> Exercise
Each line of the material holding the word "rights" must be identified and copied.
** Records shown follows **
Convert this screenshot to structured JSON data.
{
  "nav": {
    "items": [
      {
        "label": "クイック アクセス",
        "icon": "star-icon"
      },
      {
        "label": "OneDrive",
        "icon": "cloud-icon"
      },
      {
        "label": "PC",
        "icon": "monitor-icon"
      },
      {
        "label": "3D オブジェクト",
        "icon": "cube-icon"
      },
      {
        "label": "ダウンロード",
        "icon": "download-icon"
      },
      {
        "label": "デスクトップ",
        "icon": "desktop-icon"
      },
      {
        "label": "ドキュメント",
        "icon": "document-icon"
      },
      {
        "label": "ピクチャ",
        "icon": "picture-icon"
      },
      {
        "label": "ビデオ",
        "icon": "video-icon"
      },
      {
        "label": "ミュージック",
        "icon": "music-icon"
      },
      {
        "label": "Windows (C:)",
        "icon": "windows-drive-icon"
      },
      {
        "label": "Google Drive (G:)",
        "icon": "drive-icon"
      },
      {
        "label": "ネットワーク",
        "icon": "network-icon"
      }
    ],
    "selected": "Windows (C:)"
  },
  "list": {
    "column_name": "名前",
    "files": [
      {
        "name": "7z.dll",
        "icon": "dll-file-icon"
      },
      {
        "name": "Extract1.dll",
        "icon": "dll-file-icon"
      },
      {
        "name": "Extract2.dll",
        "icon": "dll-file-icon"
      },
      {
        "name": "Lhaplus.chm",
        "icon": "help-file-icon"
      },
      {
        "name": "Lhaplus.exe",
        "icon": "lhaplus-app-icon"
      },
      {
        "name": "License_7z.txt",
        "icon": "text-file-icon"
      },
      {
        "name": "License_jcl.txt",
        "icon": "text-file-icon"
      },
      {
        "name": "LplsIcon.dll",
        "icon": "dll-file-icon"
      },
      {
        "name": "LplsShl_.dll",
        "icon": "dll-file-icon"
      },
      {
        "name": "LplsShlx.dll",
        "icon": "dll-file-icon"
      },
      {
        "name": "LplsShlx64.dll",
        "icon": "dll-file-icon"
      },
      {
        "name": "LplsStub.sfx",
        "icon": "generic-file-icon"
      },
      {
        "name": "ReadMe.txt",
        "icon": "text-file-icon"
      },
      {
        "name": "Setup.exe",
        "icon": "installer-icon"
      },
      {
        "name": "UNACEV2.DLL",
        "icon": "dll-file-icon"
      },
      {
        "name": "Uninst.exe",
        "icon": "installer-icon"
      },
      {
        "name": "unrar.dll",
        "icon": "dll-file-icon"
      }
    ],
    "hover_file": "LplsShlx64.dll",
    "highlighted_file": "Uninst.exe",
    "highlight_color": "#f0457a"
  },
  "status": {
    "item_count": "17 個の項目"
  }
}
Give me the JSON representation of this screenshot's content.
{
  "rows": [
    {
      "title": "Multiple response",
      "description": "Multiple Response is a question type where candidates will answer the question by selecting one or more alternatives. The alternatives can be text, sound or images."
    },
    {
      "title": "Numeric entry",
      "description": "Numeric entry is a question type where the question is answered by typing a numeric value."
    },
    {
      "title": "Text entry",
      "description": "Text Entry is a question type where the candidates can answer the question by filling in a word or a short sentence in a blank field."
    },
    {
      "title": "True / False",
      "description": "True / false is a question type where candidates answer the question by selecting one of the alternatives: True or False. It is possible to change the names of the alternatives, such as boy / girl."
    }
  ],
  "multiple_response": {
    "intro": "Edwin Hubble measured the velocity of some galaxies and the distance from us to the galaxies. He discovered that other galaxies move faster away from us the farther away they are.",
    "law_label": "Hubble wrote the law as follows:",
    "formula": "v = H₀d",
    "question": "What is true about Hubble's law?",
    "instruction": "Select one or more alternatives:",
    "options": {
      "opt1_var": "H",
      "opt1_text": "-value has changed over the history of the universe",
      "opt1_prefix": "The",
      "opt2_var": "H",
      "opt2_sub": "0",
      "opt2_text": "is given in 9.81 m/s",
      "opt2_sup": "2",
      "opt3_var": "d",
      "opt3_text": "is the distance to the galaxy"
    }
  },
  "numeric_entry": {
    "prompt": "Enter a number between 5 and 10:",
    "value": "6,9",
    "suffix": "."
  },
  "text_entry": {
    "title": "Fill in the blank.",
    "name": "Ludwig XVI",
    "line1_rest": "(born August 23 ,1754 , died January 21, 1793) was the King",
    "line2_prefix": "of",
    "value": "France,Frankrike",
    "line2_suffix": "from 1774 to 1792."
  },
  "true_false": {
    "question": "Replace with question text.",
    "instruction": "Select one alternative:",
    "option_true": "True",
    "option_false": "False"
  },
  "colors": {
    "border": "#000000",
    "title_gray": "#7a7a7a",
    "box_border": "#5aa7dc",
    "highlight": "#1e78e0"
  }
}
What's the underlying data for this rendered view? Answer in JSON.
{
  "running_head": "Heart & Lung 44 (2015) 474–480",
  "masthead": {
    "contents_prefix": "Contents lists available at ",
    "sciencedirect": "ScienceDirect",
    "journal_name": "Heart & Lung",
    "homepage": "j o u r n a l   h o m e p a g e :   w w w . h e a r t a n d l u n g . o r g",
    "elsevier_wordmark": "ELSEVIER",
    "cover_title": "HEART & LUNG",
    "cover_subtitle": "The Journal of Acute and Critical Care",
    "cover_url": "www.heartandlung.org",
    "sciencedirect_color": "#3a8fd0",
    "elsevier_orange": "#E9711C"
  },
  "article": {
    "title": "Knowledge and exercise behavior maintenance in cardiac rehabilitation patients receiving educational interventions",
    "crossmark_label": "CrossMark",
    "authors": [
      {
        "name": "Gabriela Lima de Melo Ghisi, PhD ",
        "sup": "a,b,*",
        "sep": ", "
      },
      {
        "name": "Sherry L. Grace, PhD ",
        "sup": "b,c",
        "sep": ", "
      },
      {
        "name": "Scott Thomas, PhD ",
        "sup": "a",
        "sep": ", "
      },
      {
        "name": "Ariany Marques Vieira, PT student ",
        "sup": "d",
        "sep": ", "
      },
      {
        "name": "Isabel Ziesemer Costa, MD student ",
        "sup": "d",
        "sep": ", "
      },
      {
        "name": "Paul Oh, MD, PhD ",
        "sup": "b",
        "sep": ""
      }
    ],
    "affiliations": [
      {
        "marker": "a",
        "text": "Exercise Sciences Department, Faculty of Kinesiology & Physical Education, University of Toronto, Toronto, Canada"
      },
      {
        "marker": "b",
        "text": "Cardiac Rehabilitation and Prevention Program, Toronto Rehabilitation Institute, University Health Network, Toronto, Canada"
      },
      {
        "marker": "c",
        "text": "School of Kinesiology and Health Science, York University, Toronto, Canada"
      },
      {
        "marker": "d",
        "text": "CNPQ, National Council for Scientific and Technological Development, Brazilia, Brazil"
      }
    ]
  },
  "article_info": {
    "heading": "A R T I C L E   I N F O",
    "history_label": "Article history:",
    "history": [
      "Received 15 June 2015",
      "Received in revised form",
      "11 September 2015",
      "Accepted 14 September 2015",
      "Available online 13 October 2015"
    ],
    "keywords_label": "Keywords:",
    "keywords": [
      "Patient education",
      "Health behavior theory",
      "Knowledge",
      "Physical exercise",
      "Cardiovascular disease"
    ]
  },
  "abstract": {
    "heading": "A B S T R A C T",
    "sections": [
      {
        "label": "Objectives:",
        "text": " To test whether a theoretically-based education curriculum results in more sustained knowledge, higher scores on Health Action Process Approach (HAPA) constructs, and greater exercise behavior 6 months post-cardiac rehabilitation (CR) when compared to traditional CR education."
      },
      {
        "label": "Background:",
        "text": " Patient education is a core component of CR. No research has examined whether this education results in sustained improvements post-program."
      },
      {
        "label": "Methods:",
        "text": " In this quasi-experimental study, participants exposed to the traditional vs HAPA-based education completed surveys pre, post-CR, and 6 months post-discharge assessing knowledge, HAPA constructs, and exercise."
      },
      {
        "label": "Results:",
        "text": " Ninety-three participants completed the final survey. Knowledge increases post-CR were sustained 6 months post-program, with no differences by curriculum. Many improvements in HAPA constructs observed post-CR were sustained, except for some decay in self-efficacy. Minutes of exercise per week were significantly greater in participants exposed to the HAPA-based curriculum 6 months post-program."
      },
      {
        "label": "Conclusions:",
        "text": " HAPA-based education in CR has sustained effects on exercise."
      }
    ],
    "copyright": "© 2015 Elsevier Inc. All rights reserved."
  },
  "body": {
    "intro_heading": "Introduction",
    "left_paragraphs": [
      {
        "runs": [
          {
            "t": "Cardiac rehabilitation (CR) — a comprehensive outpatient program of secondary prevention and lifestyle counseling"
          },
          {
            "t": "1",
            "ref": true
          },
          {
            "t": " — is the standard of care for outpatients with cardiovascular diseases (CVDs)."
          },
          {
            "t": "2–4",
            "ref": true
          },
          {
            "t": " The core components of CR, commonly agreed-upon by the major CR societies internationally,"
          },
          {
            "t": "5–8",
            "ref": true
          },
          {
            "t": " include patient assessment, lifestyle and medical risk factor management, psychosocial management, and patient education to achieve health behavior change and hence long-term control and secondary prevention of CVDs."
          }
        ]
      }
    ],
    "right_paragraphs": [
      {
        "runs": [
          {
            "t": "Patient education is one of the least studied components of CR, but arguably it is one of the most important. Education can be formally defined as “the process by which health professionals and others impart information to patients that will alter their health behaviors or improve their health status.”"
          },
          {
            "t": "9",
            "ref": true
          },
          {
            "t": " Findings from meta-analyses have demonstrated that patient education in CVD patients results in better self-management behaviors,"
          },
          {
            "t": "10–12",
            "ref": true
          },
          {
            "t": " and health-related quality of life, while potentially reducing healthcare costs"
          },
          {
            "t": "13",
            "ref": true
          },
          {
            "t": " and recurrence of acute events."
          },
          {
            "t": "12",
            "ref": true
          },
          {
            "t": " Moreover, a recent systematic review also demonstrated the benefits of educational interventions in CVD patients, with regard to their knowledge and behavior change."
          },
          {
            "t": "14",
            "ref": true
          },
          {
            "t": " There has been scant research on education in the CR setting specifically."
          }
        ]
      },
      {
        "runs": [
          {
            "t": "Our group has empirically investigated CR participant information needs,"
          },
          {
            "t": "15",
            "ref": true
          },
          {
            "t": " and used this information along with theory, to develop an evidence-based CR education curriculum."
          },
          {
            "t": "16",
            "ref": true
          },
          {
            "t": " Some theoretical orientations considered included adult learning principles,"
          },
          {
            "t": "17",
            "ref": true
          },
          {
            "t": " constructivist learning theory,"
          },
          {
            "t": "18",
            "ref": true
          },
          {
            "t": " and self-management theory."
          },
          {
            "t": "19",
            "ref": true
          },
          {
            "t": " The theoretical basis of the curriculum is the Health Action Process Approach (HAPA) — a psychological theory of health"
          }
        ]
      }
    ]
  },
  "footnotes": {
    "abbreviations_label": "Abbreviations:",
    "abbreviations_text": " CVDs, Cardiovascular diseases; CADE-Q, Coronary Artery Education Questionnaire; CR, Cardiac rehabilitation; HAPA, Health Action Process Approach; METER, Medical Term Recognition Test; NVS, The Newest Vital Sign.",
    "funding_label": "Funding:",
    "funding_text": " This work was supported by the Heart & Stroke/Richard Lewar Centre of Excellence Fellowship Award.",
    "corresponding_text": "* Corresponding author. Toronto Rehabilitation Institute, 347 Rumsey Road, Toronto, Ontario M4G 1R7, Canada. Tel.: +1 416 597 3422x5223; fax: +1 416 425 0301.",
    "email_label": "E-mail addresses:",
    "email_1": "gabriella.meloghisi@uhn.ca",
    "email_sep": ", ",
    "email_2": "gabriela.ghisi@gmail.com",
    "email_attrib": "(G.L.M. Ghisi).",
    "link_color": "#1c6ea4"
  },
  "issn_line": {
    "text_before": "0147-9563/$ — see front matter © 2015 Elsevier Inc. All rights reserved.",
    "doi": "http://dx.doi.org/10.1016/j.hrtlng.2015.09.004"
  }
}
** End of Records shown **
> Solution to this task
    "copyright": "© 2015 Elsevier Inc. All rights reserved."
    "text_before": "0147-9563/$ — see front matter © 2015 Elsevier Inc. All rights reserved.",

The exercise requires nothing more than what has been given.